Cefiderocol could be an effective new antibiotic…but we are not there yet – expert comment
26 October 2018London School of Hygiene & Tropical Medicine London School of Hygiene & Tropical Medicine https://lshtm.ac.uk/themes/custom/lshtm/images/lshtm-logo-black.png
A study in The Lancet Infectious Diseases has found a new investigational antibiotic is effective against drug-resistant bacteria in a phase 2 trial.
The findings suggest that Cefiderocol, described by the authors as ‘acting as a Trojan horse’, is as effective as the current standard-of-care antibiotic for the treatment of complicated urinary tract infections (UTIs) caused by several multidrug resistant Gram-negative bacteria.
How exciting is this development in the fight against antibiotic resistance? And how does the drug work?
Serge Mostowy, Professor of Cellular Microbiology at the London School of Hygiene & Tropical Medicine, said:
“Antibiotic resistance is one of the greatest global health challenges we face. Infections from enterobacteria, such pathogenic E. coli, are becoming harder and harder to treat. This important study offers hope for a new antibiotic that could potentially be an alternative to treating them, but we are not there yet.
“How cefiderocol kills bacteria is not new. From inside the bacterial cell the drug interferes with peptidoglycan, an important component of the bacterial cell wall. What is new is how the drug can enter the bacterial cell - highjacking a natural bacterial iron transport system. Exploiting this mechanism is a perfect example of modern medicine and should encourage novel research avenues aiming to fight antibiotic resistant infection.
“This is a phase 2 clinical trial and we await information on clinical improvement and treatment durability.
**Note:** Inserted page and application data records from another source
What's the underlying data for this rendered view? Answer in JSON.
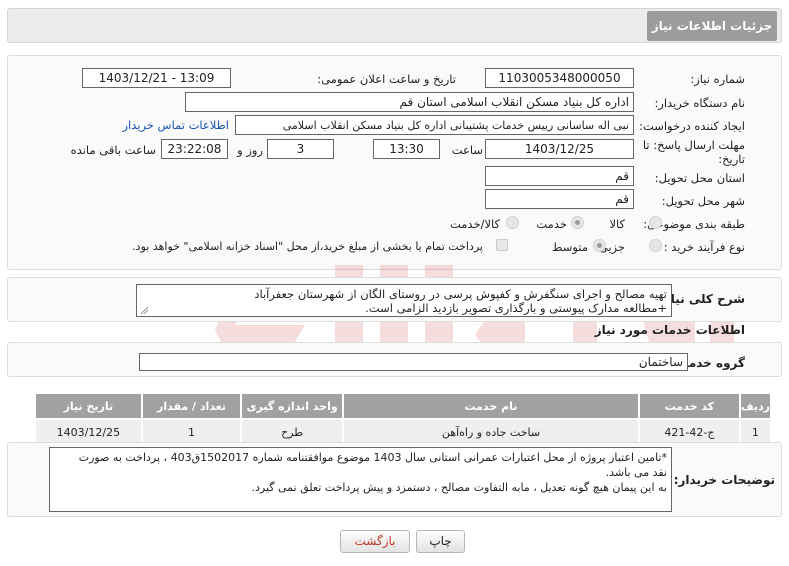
{
  "header": {
    "title": "جزئیات اطلاعات نیاز"
  },
  "fields": {
    "need_number_label": "شماره نیاز:",
    "need_number": "1103005348000050",
    "announce_label": "تاریخ و ساعت اعلان عمومی:",
    "announce_value": "1403/12/21 - 13:09",
    "buyer_org_label": "نام دستگاه خریدار:",
    "buyer_org": "اداره کل بنیاد مسکن انقلاب اسلامی استان قم",
    "creator_label": "ایجاد کننده درخواست:",
    "creator": "نبی اله ساسانی رییس خدمات پشتیبانی اداره کل بنیاد مسکن انقلاب اسلامی",
    "contact_link": "اطلاعات تماس خریدار",
    "deadline_label_line1": "مهلت ارسال پاسخ: تا",
    "deadline_label_line2": "تاریخ:",
    "deadline_date": "1403/12/25",
    "time_label": "ساعت",
    "deadline_time": "13:30",
    "days_value": "3",
    "days_label": "روز و",
    "remaining_value": "23:22:08",
    "remaining_label": "ساعت باقی مانده",
    "province_label": "استان محل تحویل:",
    "province": "قم",
    "city_label": "شهر محل تحویل:",
    "city": "قم",
    "category_label": "طبقه بندی موضوعی:",
    "category_options": [
      "کالا",
      "خدمت",
      "کالا/خدمت"
    ],
    "process_label": "نوع فرآیند خرید :",
    "process_options": [
      "جزیی",
      "متوسط"
    ],
    "payment_note": "پرداخت تمام یا بخشی از مبلغ خرید،از محل \"اسناد خزانه اسلامی\" خواهد بود."
  },
  "summary": {
    "label": "شرح کلی نیاز:",
    "line1": "تهیه مصالح و اجرای سنگفرش و کفپوش پرسی در روستای الگان از شهرستان جعفرآباد",
    "line2": "+مطالعه مدارک پیوستی و بارگذاری تصویر بازدید الزامی است."
  },
  "services": {
    "section_title": "اطلاعات خدمات مورد نیاز",
    "group_label": "گروه خدمت:",
    "group_value": "ساختمان",
    "columns": [
      "ردیف",
      "کد خدمت",
      "نام خدمت",
      "واحد اندازه گیری",
      "تعداد / مقدار",
      "تاریخ نیاز"
    ],
    "rows": [
      {
        "row": "1",
        "code": "ج-42-421",
        "name": "ساخت جاده و راه‌آهن",
        "unit": "طرح",
        "qty": "1",
        "date": "1403/12/25"
      }
    ]
  },
  "buyer_notes": {
    "label": "توضیحات خریدار:",
    "line1": "*تامین اعتبار پروژه از محل اعتبارات عمرانی استانی سال 1403 موضوع موافقتنامه شماره 1502017ق403 ، پرداخت به صورت",
    "line2": "نقد می باشد.",
    "line3": "به این پیمان هیچ گونه تعدیل ، مابه التفاوت مصالح ، دستمزد و پیش پرداخت تعلق نمی گیرد."
  },
  "buttons": {
    "print": "چاپ",
    "back": "بازگشت"
  },
  "colors": {
    "header_tab": "#9c9c9c",
    "table_header": "#a1a1a1",
    "link": "#1a55b0",
    "back_text": "#c0392b"
  }
}
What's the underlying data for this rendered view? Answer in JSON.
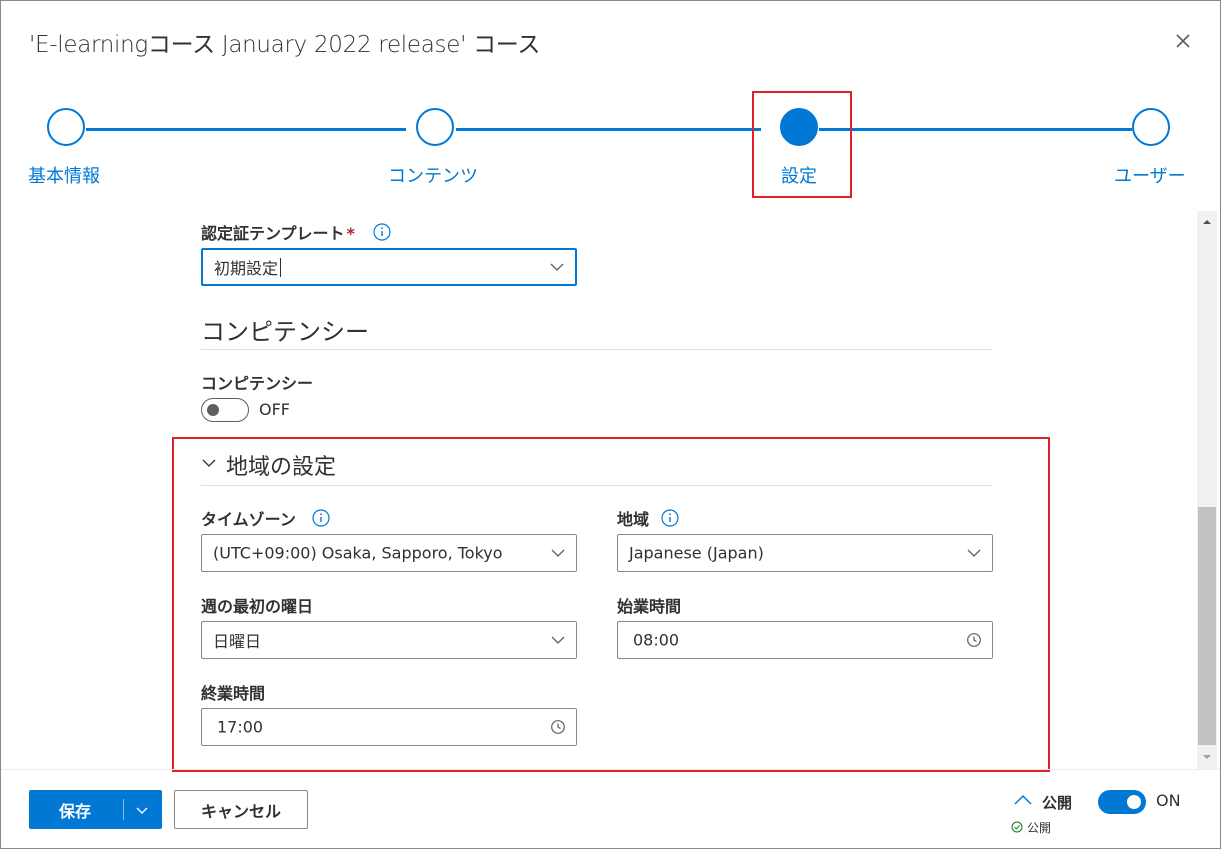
{
  "dialog": {
    "title": "'E-learningコース January 2022 release' コース"
  },
  "stepper": {
    "steps": [
      {
        "label": "基本情報",
        "state": "incomplete"
      },
      {
        "label": "コンテンツ",
        "state": "incomplete"
      },
      {
        "label": "設定",
        "state": "active"
      },
      {
        "label": "ユーザー",
        "state": "incomplete"
      }
    ]
  },
  "certificate": {
    "label": "認定証テンプレート",
    "required_mark": "*",
    "value": "初期設定"
  },
  "competency_section": {
    "title": "コンピテンシー",
    "toggle_label": "コンピテンシー",
    "toggle_state": "OFF"
  },
  "regional": {
    "title": "地域の設定",
    "timezone": {
      "label": "タイムゾーン",
      "value": "(UTC+09:00) Osaka, Sapporo, Tokyo"
    },
    "region": {
      "label": "地域",
      "value": "Japanese (Japan)"
    },
    "first_day": {
      "label": "週の最初の曜日",
      "value": "日曜日"
    },
    "start_time": {
      "label": "始業時間",
      "value": "08:00"
    },
    "end_time": {
      "label": "終業時間",
      "value": "17:00"
    }
  },
  "footer": {
    "save_label": "保存",
    "cancel_label": "キャンセル",
    "publish_label": "公開",
    "publish_toggle": "ON",
    "publish_status": "公開"
  },
  "colors": {
    "accent": "#0078d4",
    "highlight": "#e0202a"
  }
}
However, it provides proof-of-principle for a novel method of therapeutic treatment, and will be of wider interest to researchers and physicians interested in future-antibiotics.”